WORK ITEM → Copy each line from the entries that the word "think" appears in.
==============================
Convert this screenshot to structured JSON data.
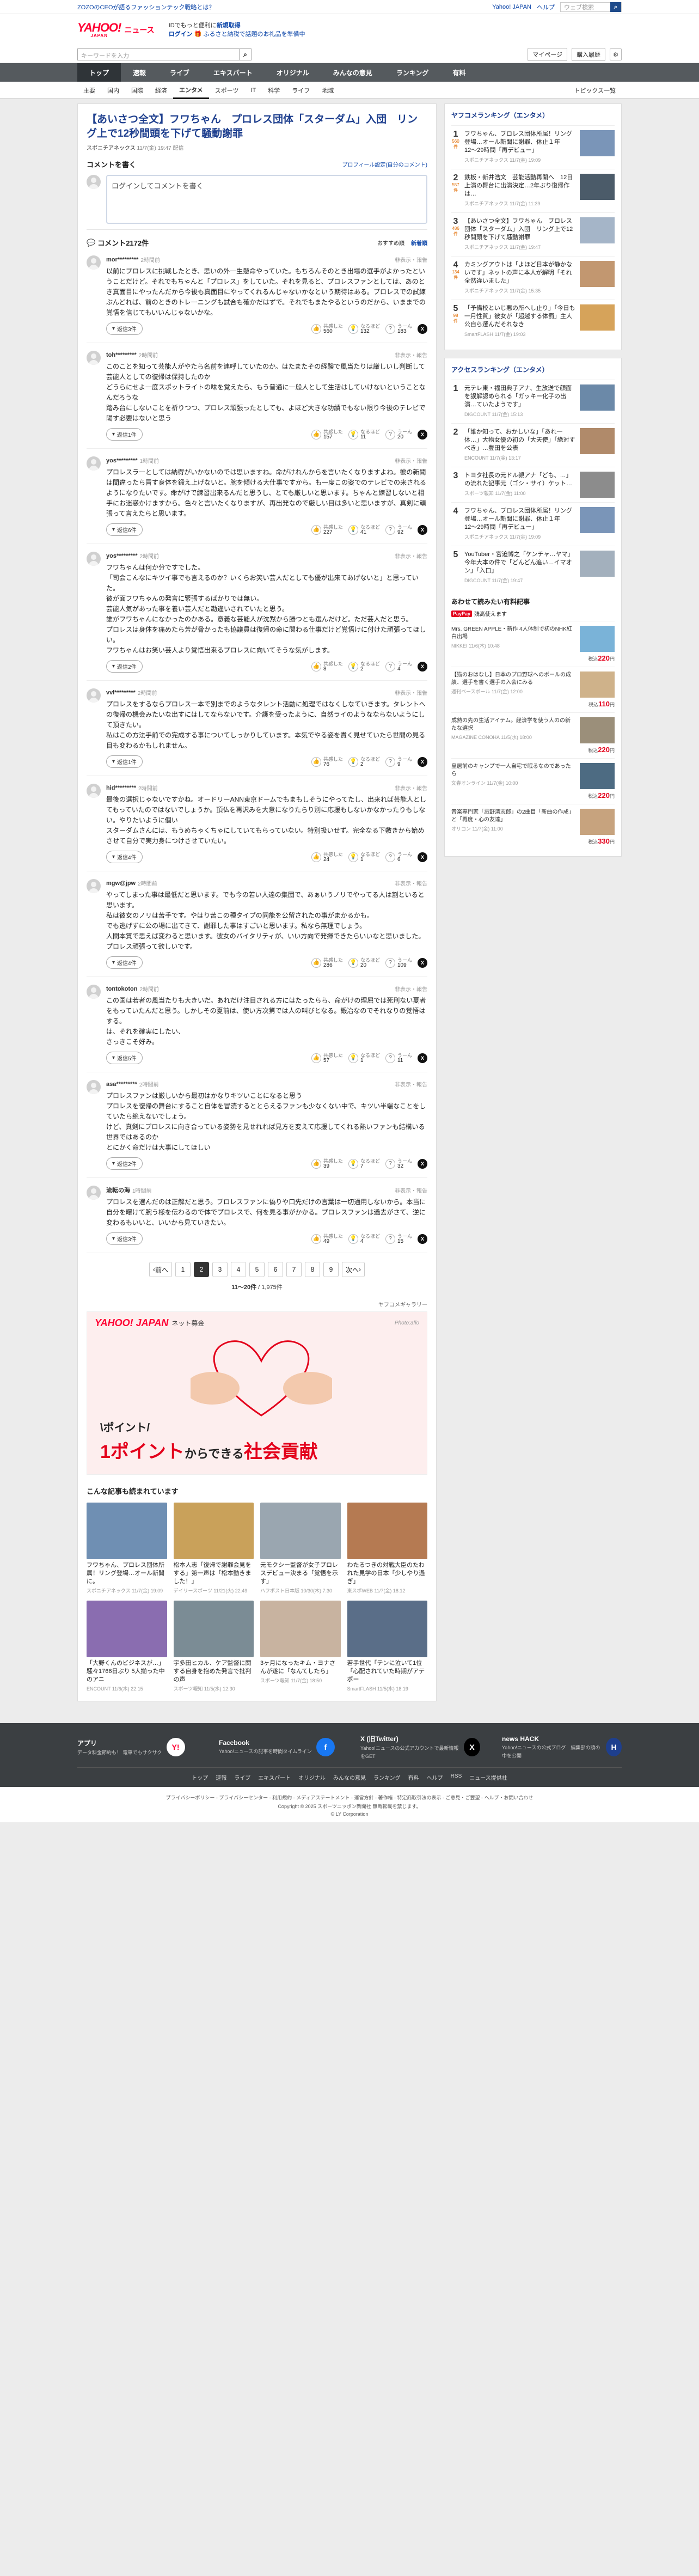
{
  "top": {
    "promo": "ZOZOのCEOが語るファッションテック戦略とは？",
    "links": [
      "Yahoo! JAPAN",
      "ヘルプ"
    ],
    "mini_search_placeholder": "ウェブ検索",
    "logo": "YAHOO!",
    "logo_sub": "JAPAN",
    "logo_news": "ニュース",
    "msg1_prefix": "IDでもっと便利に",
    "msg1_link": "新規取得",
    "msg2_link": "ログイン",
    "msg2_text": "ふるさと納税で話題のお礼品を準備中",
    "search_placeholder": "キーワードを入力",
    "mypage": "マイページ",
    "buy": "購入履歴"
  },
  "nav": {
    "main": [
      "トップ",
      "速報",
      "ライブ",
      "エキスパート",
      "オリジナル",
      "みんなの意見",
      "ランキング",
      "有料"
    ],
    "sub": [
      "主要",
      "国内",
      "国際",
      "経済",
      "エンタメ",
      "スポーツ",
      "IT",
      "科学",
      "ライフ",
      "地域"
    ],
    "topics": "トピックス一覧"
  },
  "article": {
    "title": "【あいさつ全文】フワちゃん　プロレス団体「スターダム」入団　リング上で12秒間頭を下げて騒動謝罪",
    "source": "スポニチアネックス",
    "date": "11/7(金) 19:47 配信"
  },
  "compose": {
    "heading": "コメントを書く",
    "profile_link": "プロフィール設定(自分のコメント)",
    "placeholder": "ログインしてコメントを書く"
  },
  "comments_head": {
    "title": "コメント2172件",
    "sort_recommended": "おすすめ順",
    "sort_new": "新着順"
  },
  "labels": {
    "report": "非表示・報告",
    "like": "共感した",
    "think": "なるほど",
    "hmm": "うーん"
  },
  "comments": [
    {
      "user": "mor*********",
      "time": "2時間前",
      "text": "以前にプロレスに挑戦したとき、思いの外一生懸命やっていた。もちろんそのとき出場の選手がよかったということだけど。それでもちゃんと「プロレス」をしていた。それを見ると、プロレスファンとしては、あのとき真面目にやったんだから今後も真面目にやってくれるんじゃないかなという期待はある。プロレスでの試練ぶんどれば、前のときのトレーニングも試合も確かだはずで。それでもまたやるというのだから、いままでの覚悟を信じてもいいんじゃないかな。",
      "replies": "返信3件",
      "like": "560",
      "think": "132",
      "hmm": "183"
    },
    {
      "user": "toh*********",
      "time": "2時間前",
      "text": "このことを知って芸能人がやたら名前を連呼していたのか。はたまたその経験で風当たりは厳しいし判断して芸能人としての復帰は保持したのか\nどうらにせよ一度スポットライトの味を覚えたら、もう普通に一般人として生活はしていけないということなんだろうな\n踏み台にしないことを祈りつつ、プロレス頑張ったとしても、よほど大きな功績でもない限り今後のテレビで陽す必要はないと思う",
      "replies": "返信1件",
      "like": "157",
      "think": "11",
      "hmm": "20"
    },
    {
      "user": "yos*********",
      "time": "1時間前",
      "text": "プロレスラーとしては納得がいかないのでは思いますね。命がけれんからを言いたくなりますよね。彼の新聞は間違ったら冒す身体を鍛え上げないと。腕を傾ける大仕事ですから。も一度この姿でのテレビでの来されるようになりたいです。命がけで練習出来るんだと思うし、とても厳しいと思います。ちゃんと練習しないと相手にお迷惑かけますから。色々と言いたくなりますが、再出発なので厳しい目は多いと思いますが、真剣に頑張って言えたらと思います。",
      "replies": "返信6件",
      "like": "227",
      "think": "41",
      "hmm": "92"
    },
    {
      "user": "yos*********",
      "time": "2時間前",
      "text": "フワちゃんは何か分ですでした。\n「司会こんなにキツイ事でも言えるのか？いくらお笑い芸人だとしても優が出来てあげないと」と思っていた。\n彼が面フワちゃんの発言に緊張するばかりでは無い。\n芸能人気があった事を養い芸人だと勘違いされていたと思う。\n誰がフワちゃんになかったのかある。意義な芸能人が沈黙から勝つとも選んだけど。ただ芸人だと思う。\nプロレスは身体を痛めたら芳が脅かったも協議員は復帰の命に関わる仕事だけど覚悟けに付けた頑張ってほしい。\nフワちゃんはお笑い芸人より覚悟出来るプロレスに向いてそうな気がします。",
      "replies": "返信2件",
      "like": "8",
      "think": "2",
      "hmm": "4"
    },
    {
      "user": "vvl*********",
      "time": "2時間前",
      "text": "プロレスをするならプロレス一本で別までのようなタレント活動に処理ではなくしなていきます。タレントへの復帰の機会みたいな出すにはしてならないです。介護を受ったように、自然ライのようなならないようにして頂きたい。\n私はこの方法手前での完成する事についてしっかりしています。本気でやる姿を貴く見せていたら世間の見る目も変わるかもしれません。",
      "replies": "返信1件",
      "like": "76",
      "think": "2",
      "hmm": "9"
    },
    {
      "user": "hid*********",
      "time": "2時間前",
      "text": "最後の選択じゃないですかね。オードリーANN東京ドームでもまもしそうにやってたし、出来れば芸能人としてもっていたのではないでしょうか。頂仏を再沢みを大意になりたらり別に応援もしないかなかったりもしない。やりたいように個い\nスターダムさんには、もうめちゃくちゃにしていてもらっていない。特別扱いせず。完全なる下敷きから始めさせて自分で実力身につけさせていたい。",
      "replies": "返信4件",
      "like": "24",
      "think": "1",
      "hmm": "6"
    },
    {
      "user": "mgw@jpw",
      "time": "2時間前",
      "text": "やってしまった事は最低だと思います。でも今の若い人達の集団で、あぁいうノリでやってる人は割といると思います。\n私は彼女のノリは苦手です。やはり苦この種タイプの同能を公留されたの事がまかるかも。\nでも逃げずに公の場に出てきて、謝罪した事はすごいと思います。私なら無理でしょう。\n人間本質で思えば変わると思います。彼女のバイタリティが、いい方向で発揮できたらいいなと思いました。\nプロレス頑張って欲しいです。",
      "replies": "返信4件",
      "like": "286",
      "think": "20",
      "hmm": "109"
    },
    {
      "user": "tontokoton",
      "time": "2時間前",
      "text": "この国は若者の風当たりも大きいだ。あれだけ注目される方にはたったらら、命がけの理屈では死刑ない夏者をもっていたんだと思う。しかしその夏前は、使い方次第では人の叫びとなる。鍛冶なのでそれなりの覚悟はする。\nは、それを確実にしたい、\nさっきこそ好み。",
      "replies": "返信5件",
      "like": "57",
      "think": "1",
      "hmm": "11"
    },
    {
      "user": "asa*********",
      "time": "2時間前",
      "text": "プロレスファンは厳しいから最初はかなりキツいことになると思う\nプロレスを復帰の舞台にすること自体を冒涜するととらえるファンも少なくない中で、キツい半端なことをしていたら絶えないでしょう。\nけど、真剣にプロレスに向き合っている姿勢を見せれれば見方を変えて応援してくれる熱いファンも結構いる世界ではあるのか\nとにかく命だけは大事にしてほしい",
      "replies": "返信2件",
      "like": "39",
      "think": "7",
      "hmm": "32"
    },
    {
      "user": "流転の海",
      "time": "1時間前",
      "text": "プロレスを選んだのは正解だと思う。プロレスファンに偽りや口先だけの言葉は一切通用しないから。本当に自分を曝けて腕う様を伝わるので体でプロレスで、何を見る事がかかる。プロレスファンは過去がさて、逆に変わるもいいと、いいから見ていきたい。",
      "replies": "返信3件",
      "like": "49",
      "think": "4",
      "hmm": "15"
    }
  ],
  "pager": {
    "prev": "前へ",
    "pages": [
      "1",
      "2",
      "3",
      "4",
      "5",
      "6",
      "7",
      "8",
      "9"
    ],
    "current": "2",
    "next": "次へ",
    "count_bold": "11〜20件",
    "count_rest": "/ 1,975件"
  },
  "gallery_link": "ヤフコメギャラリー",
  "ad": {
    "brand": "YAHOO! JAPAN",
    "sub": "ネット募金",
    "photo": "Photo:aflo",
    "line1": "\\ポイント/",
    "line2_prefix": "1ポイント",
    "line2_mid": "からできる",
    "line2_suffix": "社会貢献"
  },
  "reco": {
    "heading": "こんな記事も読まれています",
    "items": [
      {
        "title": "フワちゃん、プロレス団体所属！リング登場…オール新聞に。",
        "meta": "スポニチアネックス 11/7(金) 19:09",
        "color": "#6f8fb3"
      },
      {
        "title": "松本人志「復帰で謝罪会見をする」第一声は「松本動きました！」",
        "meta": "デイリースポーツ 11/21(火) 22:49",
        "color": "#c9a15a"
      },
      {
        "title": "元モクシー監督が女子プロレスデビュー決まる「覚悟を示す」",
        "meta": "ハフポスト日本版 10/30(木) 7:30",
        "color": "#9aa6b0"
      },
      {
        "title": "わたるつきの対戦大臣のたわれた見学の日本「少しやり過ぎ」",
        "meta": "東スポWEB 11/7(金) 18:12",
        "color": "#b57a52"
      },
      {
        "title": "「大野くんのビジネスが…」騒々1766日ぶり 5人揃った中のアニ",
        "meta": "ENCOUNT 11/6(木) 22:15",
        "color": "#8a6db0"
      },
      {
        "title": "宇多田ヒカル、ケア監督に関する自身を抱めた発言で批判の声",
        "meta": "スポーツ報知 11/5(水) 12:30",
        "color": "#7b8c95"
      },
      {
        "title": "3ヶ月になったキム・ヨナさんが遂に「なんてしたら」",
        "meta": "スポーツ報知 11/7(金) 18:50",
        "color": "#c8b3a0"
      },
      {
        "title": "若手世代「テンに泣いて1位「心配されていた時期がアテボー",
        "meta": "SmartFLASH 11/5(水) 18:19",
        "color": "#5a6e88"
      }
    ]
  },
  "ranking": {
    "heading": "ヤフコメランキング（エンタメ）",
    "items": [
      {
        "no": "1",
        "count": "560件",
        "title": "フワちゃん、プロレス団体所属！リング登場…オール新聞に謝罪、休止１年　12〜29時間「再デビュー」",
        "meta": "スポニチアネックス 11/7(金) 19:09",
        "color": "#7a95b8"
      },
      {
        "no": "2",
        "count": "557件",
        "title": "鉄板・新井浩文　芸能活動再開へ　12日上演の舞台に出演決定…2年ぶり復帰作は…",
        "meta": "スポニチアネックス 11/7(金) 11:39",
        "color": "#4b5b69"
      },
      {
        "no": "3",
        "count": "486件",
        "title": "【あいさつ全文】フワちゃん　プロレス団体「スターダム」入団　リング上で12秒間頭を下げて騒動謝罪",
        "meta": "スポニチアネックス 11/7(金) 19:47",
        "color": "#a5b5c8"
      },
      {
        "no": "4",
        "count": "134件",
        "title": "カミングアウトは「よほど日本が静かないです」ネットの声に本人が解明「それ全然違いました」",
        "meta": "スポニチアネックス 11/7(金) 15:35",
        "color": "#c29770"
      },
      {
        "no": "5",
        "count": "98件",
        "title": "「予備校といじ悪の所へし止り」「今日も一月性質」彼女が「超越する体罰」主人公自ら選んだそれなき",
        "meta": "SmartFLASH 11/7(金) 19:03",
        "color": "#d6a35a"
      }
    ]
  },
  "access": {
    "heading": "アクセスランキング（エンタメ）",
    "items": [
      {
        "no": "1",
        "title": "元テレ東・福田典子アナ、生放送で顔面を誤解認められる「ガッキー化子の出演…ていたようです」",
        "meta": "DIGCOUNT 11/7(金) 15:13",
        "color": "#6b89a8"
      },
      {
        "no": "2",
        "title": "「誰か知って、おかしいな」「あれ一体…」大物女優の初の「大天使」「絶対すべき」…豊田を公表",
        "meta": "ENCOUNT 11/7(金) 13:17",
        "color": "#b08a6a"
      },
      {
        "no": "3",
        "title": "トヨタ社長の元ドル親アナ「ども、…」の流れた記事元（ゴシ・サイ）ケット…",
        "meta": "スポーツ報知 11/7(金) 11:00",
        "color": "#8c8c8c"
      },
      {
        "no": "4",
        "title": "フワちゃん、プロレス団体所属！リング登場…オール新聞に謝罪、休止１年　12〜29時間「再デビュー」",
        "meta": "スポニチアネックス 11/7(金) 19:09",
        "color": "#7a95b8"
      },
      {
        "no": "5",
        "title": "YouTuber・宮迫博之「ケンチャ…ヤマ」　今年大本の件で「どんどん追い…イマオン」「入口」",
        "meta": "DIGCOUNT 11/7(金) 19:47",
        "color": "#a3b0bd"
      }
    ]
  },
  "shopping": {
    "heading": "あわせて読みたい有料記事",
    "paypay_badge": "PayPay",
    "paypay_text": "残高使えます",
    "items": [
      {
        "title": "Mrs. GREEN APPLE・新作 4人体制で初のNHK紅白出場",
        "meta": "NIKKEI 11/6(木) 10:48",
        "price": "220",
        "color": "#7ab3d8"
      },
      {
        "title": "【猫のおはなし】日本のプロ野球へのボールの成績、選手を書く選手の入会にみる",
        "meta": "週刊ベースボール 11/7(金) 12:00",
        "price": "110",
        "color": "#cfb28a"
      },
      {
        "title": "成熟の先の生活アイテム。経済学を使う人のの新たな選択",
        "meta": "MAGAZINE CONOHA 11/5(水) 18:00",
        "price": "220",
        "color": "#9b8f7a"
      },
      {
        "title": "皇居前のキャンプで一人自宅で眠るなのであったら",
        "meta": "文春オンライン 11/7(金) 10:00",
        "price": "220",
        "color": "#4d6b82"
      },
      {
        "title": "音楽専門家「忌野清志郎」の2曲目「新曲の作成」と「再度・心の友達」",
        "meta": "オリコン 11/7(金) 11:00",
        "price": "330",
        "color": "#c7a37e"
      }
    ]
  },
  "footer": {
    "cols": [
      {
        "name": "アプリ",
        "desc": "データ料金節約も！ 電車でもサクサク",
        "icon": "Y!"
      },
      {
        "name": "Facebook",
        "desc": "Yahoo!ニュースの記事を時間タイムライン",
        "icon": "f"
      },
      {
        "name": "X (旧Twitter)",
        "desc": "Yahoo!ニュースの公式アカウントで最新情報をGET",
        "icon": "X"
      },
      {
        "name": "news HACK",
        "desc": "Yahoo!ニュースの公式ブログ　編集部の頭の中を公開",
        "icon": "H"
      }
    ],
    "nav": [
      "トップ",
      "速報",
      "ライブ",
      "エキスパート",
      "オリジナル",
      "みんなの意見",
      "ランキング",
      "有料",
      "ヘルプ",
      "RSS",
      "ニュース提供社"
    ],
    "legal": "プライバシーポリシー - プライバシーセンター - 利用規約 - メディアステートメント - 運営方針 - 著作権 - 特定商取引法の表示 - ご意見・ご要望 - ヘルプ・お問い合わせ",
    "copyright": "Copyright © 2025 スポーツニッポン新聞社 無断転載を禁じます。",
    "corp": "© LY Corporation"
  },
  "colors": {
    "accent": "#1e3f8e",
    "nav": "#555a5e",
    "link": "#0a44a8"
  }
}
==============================
SOLUTION TO THE PROBLEM →
    "think": "なるほど",
      "think": "132",
      "think": "11",
      "think": "41",
      "think": "2",
      "think": "2",
      "think": "1",
      "think": "20",
      "think": "1",
      "think": "7",
      "think": "4",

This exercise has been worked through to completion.